List the layers associated with the breast starting with the skin
Epidermis-> Dermis -> Breast in Superficial fascia (subcutaneous tissue) -> retrommary space -> deep fascia -> pectoralis major muscle
What is the retromammary space and where is it located?
Allows for movement of the breast. Located between superficial fascia and deep fascia
What are the four quadrants of the breast? Where is the axillary tail located?
UOQ, UIQ, LOQ, LIQ
Axillary tail in UOQ (extends into axilla)
Describe the ductal system of the breast.
Mammary gland -> 15-20 lobes each with a lactiferous duct -> lobules -> alveoli
What are suspensory ligaments?
Connect the lobular tissue with the overlying dermis to support breast
What is the blood supply to the breast? What are its branches?
Internal thoracic artery
Branches of the axillary artery and intercostal arteries
What are the four lymph pathways for drainage in the breast? What is the most common?
1. axillary lymph nodes (75% of lymph drainage): outer quadrants
2. Parasternal (internal thoracic) nodes: inner quadrants
3. Cervical nodes
4. Abdominal nodes
The ribs allow movement in which planes?
Coronal (bucket handle) and saggital (pump handle)
True ribs vs. False ribs
True ribs: first 7 pairs articulate with the sternum (breast bone)
False ribs: 11-12 do not articulate with anything
Diaphragm: What cavities does it separate? Is is somatic or visceral?
1. Separate thoracic and abdominal cavities
2. Somatic structure - No sympathetic innervation
1. What are they? How many
2. What is within these spaces?
1. Between ribs, 11 total
2. Contain intercostal muscles (external, internal, innermost), arteries, veins, and nerves
What is thoracentesis?
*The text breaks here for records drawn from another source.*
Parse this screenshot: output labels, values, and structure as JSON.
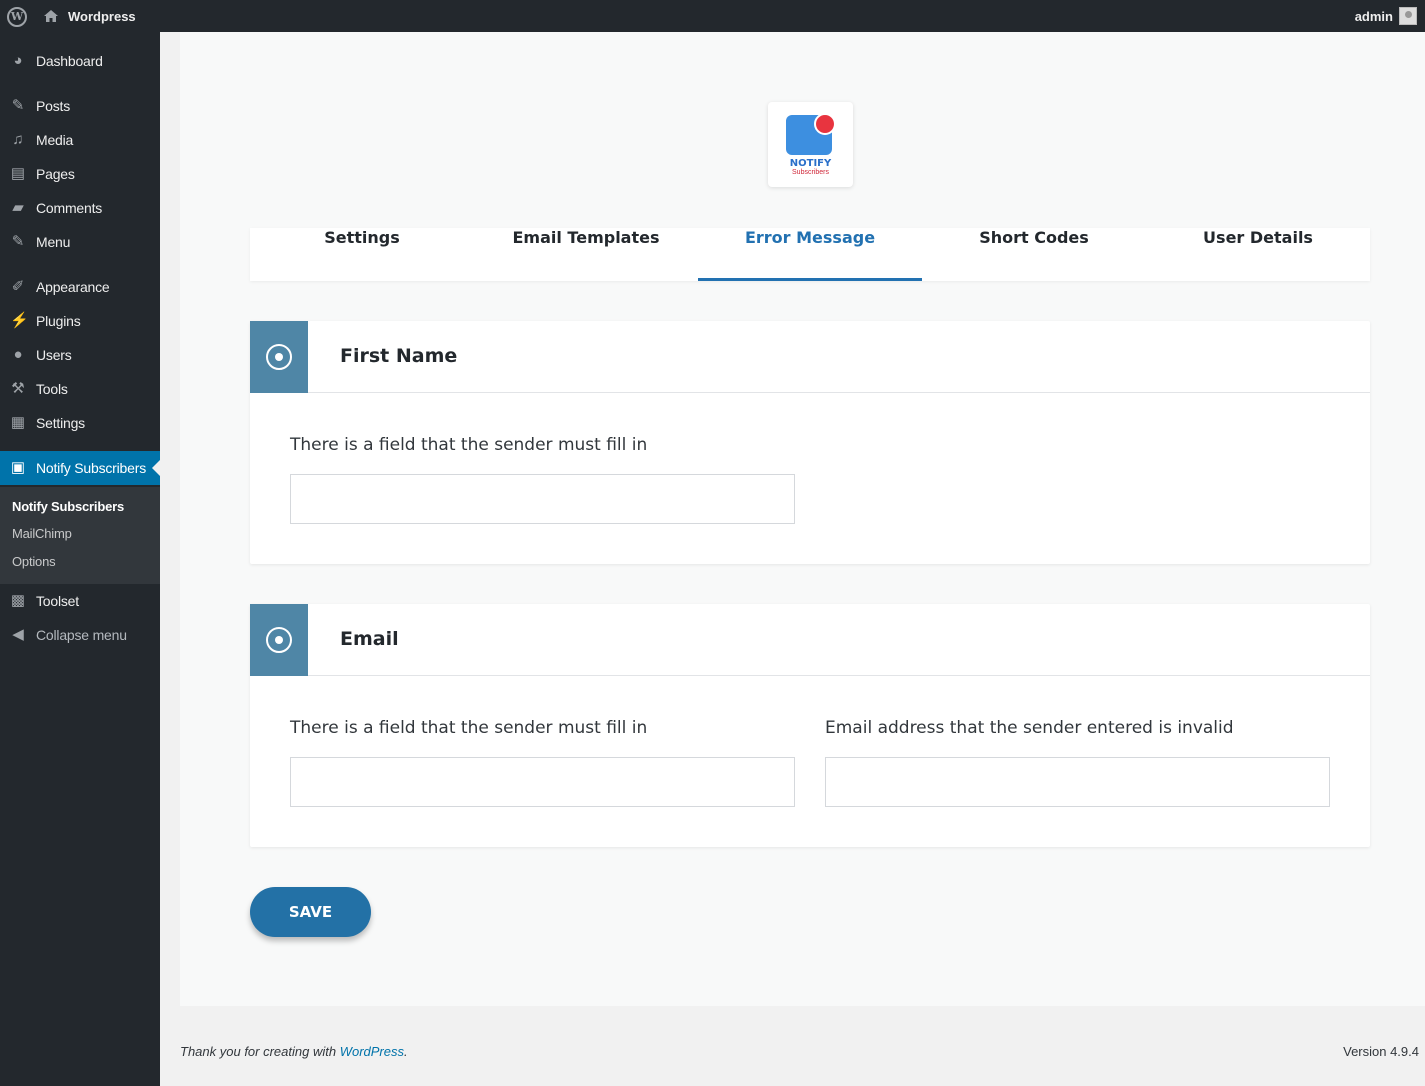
{
  "adminbar": {
    "site_name": "Wordpress",
    "user_name": "admin"
  },
  "sidebar": {
    "items": [
      {
        "label": "Dashboard",
        "icon": "dashboard-icon"
      },
      {
        "label": "Posts",
        "icon": "pin-icon"
      },
      {
        "label": "Media",
        "icon": "media-icon"
      },
      {
        "label": "Pages",
        "icon": "pages-icon"
      },
      {
        "label": "Comments",
        "icon": "comments-icon"
      },
      {
        "label": "Menu",
        "icon": "pin-icon"
      },
      {
        "label": "Appearance",
        "icon": "brush-icon"
      },
      {
        "label": "Plugins",
        "icon": "plug-icon"
      },
      {
        "label": "Users",
        "icon": "user-icon"
      },
      {
        "label": "Tools",
        "icon": "wrench-icon"
      },
      {
        "label": "Settings",
        "icon": "sliders-icon"
      },
      {
        "label": "Notify Subscribers",
        "icon": "notify-icon"
      },
      {
        "label": "Toolset",
        "icon": "toolset-icon"
      },
      {
        "label": "Collapse menu",
        "icon": "collapse-icon"
      }
    ],
    "submenu": [
      "Notify Subscribers",
      "MailChimp",
      "Options"
    ]
  },
  "logo": {
    "title": "NOTIFY",
    "subtitle": "Subscribers"
  },
  "tabs": [
    "Settings",
    "Email Templates",
    "Error Message",
    "Short Codes",
    "User Details"
  ],
  "active_tab": "Error Message",
  "cards": [
    {
      "title": "First Name",
      "fields": [
        {
          "label": "There is a field that the sender must fill in",
          "value": ""
        }
      ]
    },
    {
      "title": "Email",
      "fields": [
        {
          "label": "There is a field that the sender must fill in",
          "value": ""
        },
        {
          "label": "Email address that the sender entered is invalid",
          "value": ""
        }
      ]
    }
  ],
  "save_label": "SAVE",
  "footer": {
    "thanks_prefix": "Thank you for creating with ",
    "thanks_link": "WordPress",
    "thanks_suffix": ".",
    "version": "Version 4.9.4"
  },
  "colors": {
    "accent": "#2271b1",
    "sidebar_bg": "#23282d",
    "active_menu": "#0073aa",
    "card_icon_bg": "#4f86a6"
  }
}
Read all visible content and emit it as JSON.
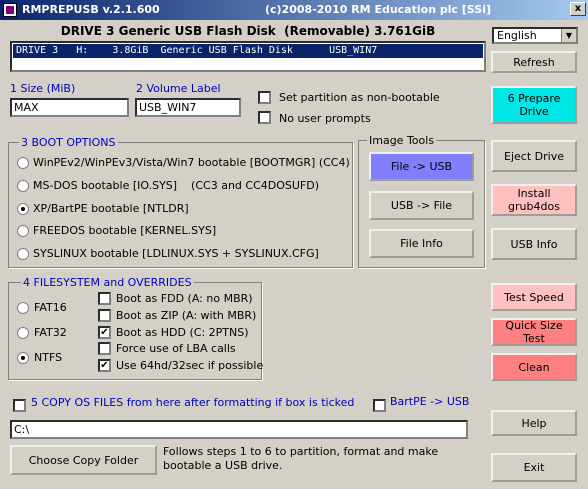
{
  "window": {
    "title_left": "RMPREPUSB v.2.1.600",
    "title_right": "(c)2008-2010 RM Education plc [SSi]",
    "close_glyph": "x"
  },
  "drive": {
    "header": "DRIVE 3 Generic USB Flash Disk  (Removable) 3.761GiB",
    "row": "DRIVE 3   H:    3.8GiB  Generic USB Flash Disk      USB_WIN7"
  },
  "language": {
    "selected": "English"
  },
  "size": {
    "label": "1 Size (MiB)",
    "value": "MAX"
  },
  "volume": {
    "label": "2 Volume Label",
    "value": "USB_WIN7"
  },
  "options": {
    "nonbootable": "Set partition as non-bootable",
    "no_prompts": "No user prompts"
  },
  "boot": {
    "title": "3 BOOT OPTIONS",
    "items": [
      {
        "label": "WinPEv2/WinPEv3/Vista/Win7 bootable [BOOTMGR] (CC4)",
        "selected": false
      },
      {
        "label": "MS-DOS bootable [IO.SYS]    (CC3 and CC4DOSUFD)",
        "selected": false
      },
      {
        "label": "XP/BartPE bootable [NTLDR]",
        "selected": true
      },
      {
        "label": "FREEDOS bootable [KERNEL.SYS]",
        "selected": false
      },
      {
        "label": "SYSLINUX bootable [LDLINUX.SYS + SYSLINUX.CFG]",
        "selected": false
      }
    ]
  },
  "image_tools": {
    "title": "Image Tools",
    "file_to_usb": "File -> USB",
    "usb_to_file": "USB -> File",
    "file_info": "File Info"
  },
  "fs": {
    "title": "4 FILESYSTEM and OVERRIDES",
    "fat16": "FAT16",
    "fat32": "FAT32",
    "ntfs": "NTFS",
    "checks": [
      {
        "label": "Boot as FDD (A: no MBR)",
        "checked": false
      },
      {
        "label": "Boot as ZIP (A: with MBR)",
        "checked": false
      },
      {
        "label": "Boot as HDD (C: 2PTNS)",
        "checked": true
      },
      {
        "label": "Force use of LBA calls",
        "checked": false
      },
      {
        "label": "Use 64hd/32sec if possible",
        "checked": true
      }
    ]
  },
  "copy": {
    "label": "5 COPY OS FILES from here after formatting if box is ticked",
    "bartpe": "BartPE -> USB",
    "path": "C:\\",
    "choose": "Choose Copy Folder",
    "note": "Follows steps 1 to 6 to partition, format and make bootable a USB drive."
  },
  "right": {
    "refresh": "Refresh",
    "prepare": "6 Prepare Drive",
    "eject": "Eject Drive",
    "grub": "Install grub4dos",
    "usbinfo": "USB Info",
    "testspeed": "Test Speed",
    "quicktest": "Quick Size Test",
    "clean": "Clean",
    "help": "Help",
    "exit": "Exit"
  },
  "colors": {
    "prepare_bg": "#00e5e5",
    "file_to_usb_bg": "#8080ff",
    "test_speed_bg": "#ffc0c0",
    "quick_test_bg": "#ff8080",
    "label_blue": "#0000c0"
  },
  "check_glyph": "✔"
}
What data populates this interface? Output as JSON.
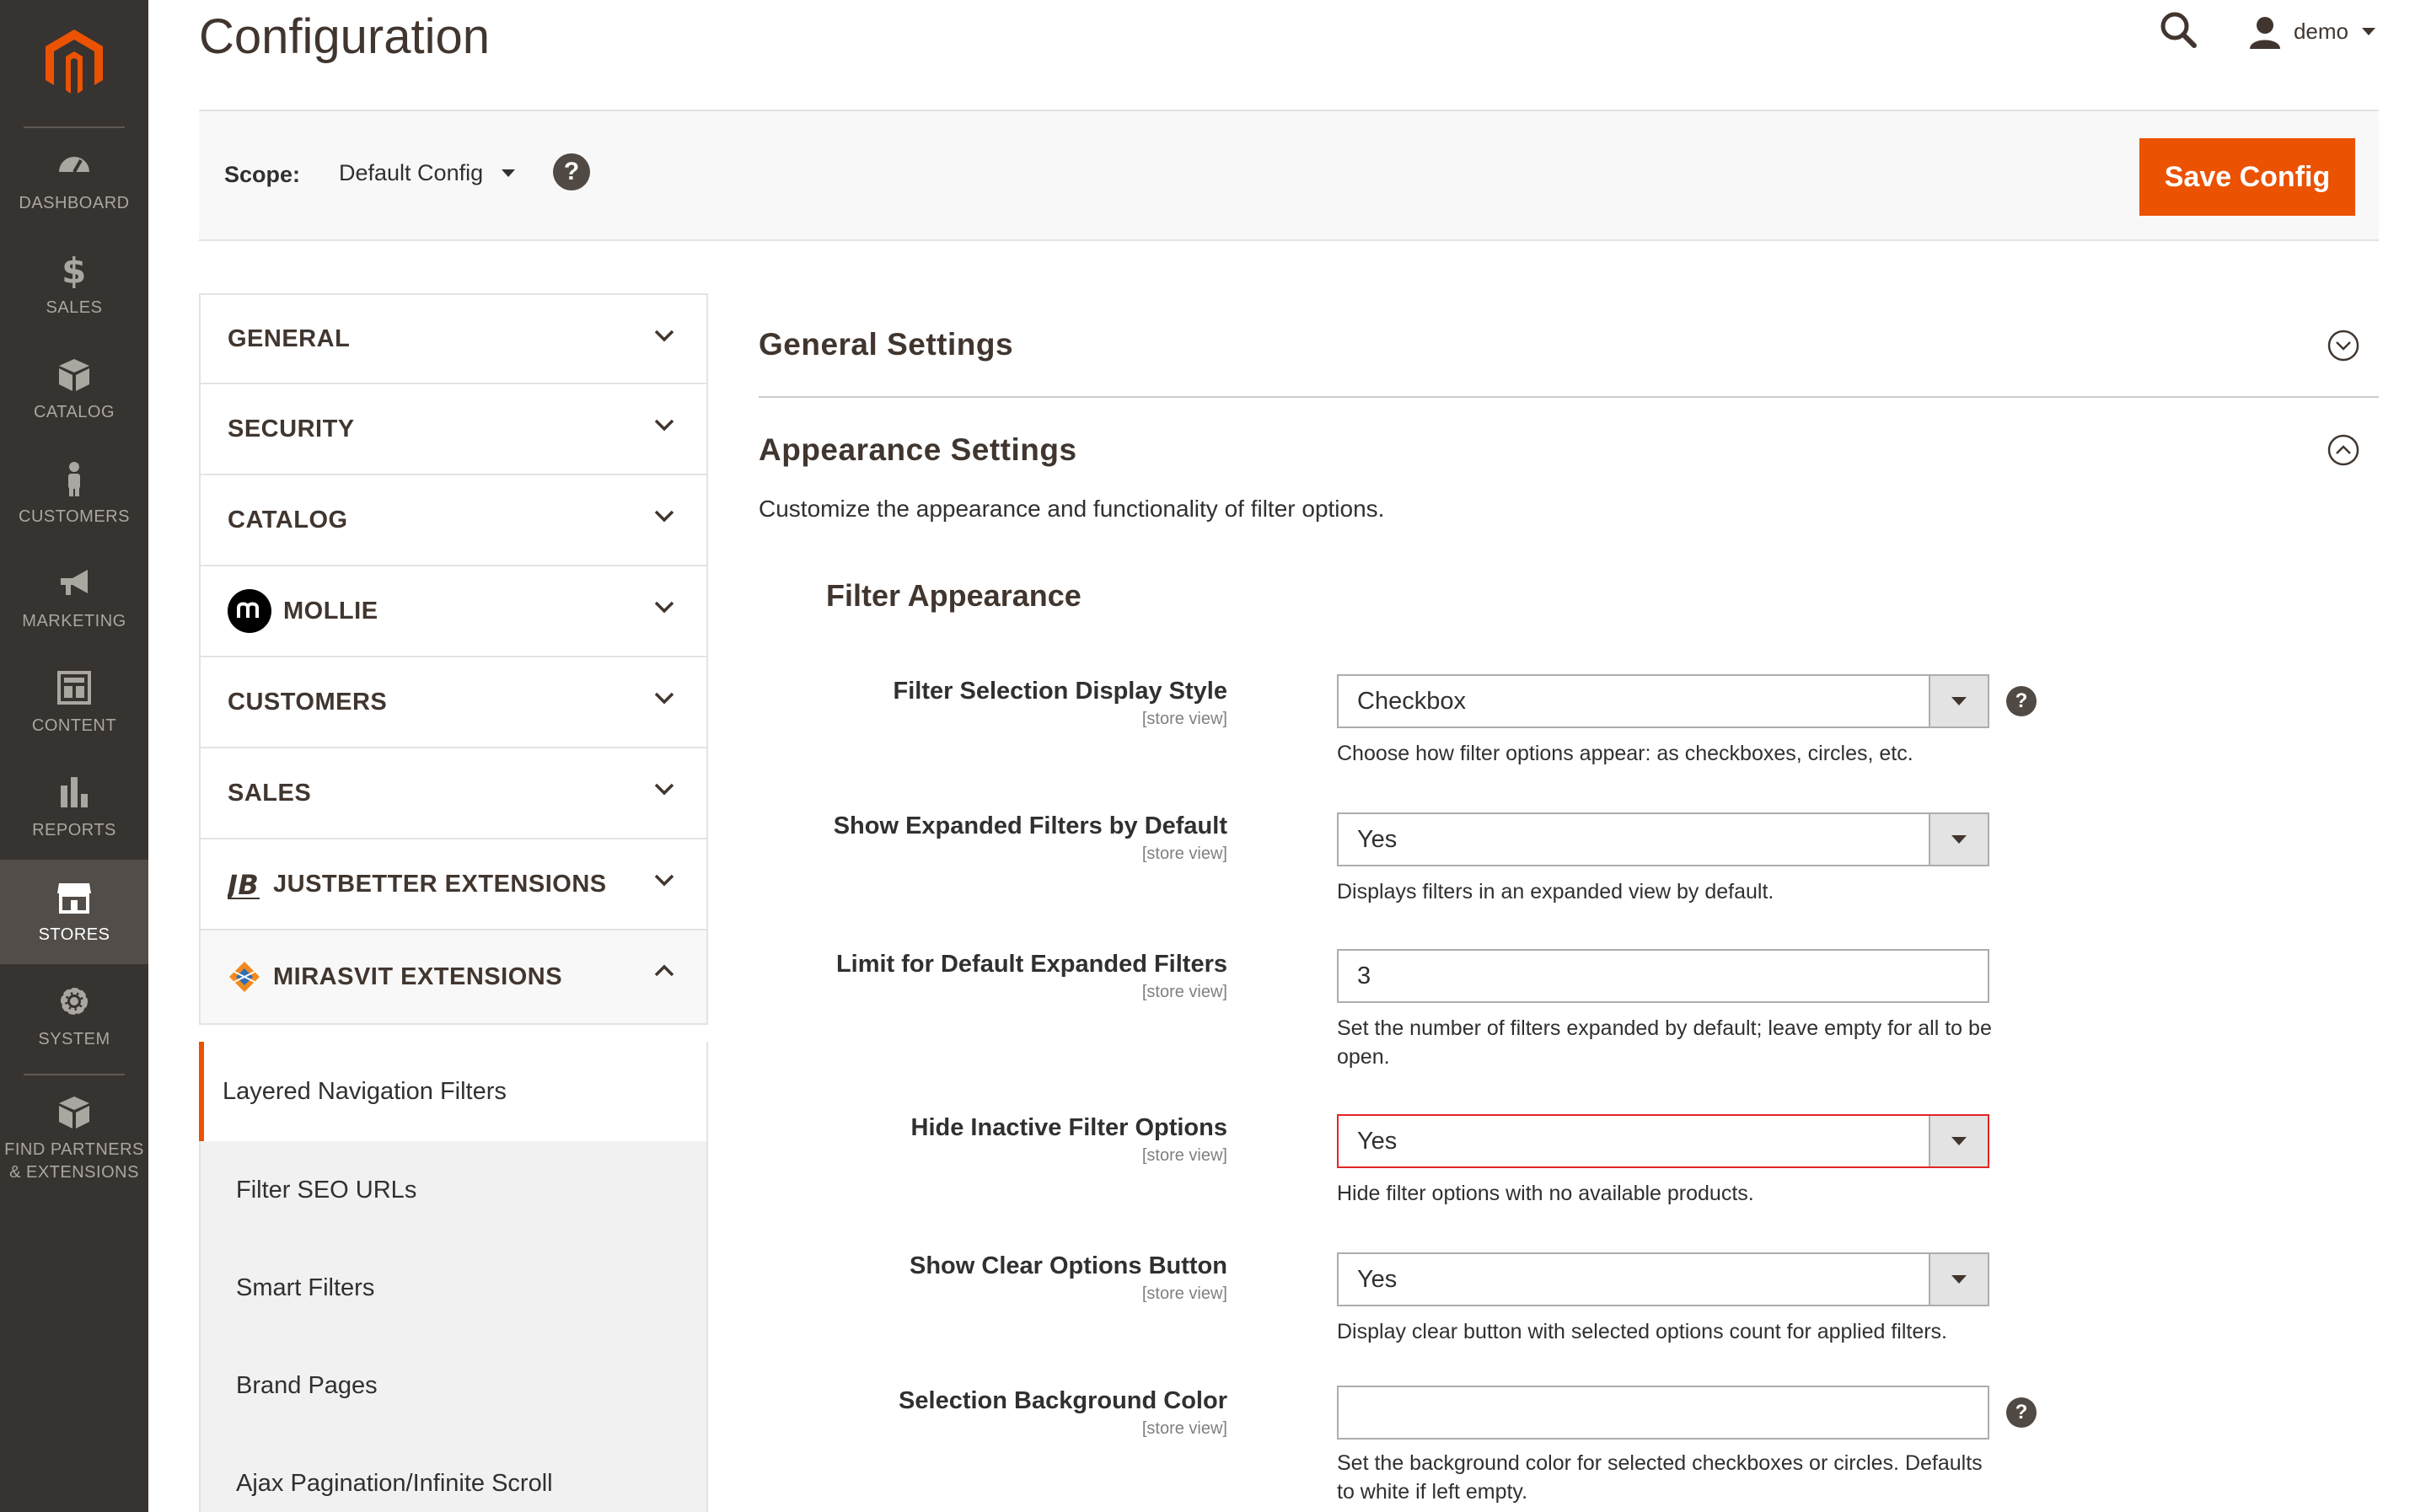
{
  "nav": {
    "items": [
      {
        "label": "DASHBOARD",
        "icon": "dashboard-icon"
      },
      {
        "label": "SALES",
        "icon": "dollar-icon"
      },
      {
        "label": "CATALOG",
        "icon": "box-icon"
      },
      {
        "label": "CUSTOMERS",
        "icon": "person-icon"
      },
      {
        "label": "MARKETING",
        "icon": "megaphone-icon"
      },
      {
        "label": "CONTENT",
        "icon": "layout-icon"
      },
      {
        "label": "REPORTS",
        "icon": "bar-chart-icon"
      },
      {
        "label": "STORES",
        "icon": "store-icon"
      },
      {
        "label": "SYSTEM",
        "icon": "gear-icon"
      }
    ],
    "partners_line1": "FIND PARTNERS",
    "partners_line2": "& EXTENSIONS"
  },
  "header": {
    "title": "Configuration",
    "user": "demo"
  },
  "scope": {
    "label": "Scope:",
    "value": "Default Config",
    "help": "?"
  },
  "toolbar": {
    "save_label": "Save Config"
  },
  "tabs": {
    "general": "GENERAL",
    "security": "SECURITY",
    "catalog": "CATALOG",
    "mollie": "MOLLIE",
    "customers": "CUSTOMERS",
    "sales": "SALES",
    "justbetter": "JUSTBETTER EXTENSIONS",
    "mirasvit": "MIRASVIT EXTENSIONS",
    "mirasvit_items": [
      "Layered Navigation Filters",
      "Filter SEO URLs",
      "Smart Filters",
      "Brand Pages",
      "Ajax Pagination/Infinite Scroll"
    ]
  },
  "main": {
    "general_settings": "General Settings",
    "appearance_settings": "Appearance Settings",
    "appearance_desc": "Customize the appearance and functionality of filter options.",
    "filter_appearance": "Filter Appearance",
    "fields": [
      {
        "label": "Filter Selection Display Style",
        "scope": "[store view]",
        "value": "Checkbox",
        "note": "Choose how filter options appear: as checkboxes, circles, etc."
      },
      {
        "label": "Show Expanded Filters by Default",
        "scope": "[store view]",
        "value": "Yes",
        "note": "Displays filters in an expanded view by default."
      },
      {
        "label": "Limit for Default Expanded Filters",
        "scope": "[store view]",
        "value": "3",
        "note": "Set the number of filters expanded by default; leave empty for all to be open."
      },
      {
        "label": "Hide Inactive Filter Options",
        "scope": "[store view]",
        "value": "Yes",
        "note": "Hide filter options with no available products."
      },
      {
        "label": "Show Clear Options Button",
        "scope": "[store view]",
        "value": "Yes",
        "note": "Display clear button with selected options count for applied filters."
      },
      {
        "label": "Selection Background Color",
        "scope": "[store view]",
        "value": "",
        "note": "Set the background color for selected checkboxes or circles. Defaults to white if left empty."
      }
    ]
  },
  "colors": {
    "accent": "#eb5202",
    "nav_bg": "#373330",
    "nav_active": "#524d49",
    "error": "#e22626"
  }
}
Where should it be performed?
What is the location of the intercostal nerves, arteries, and veins?
1. Remove air/fluid from pleural cavity
2. Needle should be at inferior border of intercostal space or superior to the rib
3. VAN mnemonic: Veins, arteries, nerves at the superior intercostal space
2 primary sources of blood supply in the thorax. What does it branch to? What if one artery is blocked?
1. Thoracic aorta (left of sternum) -> posterior intercostal arteries
2. Internal thoracic arteries (parallel to sternum) -> anterior intercostal arteries
3. Anterior and posterior intercostal arteries have anastomoses -> collateral circulation
What are the major nerves of the thoracic?
1. Intercostal nerves (T1-T11): efferent innervation to thoracic wall, afferent to overlying skin
2. Subcostal nerve (T12)
Upper and lower boundaries of the thoracic cavity
1. Superior thoracic aperture (plane of 1st rib): apex of lung extends above it (prone to injury)
Pleural reflection vs. Pleural recess
Reflection: transitioning of one parietal pleura to another
Recess: Overlap of two pleura (costodiaphragmatic recess)
How many lobes on each lung?
What are the dominant lobes anteriorly and posteriorly?
Right: 3 lobes (superior, middle, inferior) using 2 fissures (horizontal and oblique)
Left: 2 lobes (upper, lower) using 1 fissure (oblique)
Anterior: upper and middle lobes on the right and upper lobe alone on the left
Posterior: lower lobes on both sides
Divisions of the bronchi + how many total
1. Main primary bronchi (2 total)
2. Lobar secondary bronchi (5 total)
3. Segmental tertiary bronchi (many)
How many lobar bronchi does the right lung have?
3 lobar bronchi (one for each lobe)
What is the intermediate bronchus?
segement of right main bronchus before the middle and lower lobe bronchus branch
Which bronchi is more prone to stridor (foreign bodies)? Why
Right bronchus: Larger diameter and more vertical orientation
Location of the lungs and pleura in relation to the thoracic cage?
Lung: 6-8-10 (midclavicular=anterior, midaxillary, midscapular=posterior)
Pleura: 8-10-12 (midclavicular=anterior, midaxillary, midscapular=posterior)
Pleura extends to the lowest thoracic (T12) on the posterior side
What is the hilum of the lung?
area on the central portion of each lung where the bronchi, arteries, veins, and nerves enter and exit the lungs
parietal and visceral pleural membranes join at hilum
What are the two lymph nodes of the lung
1. Bronchopulmonary nodes: lobar and main bronchi at the hilum
2. Tracheobronchial nodes: carina of trachea
What are synonyms of sternal angle? Which rib articulates on it?
Sternal angle = Manubrial = Angle of Louis
2nd rib articulates onto sternal angle
What is the cupula?
Cervical parietal pleura
Where would you perform an intercostal block for anaesthesia?
Place needle in the superior intercostal space to deaden the nerve
What external landmark is
used to facilitate counting of
the ribs on physical exam?
Manubrial/Sternal angle (of Louis): articulates with the second rib
Where does the tubercle of the rib articulate on with respect to the vertebral level?
On the same level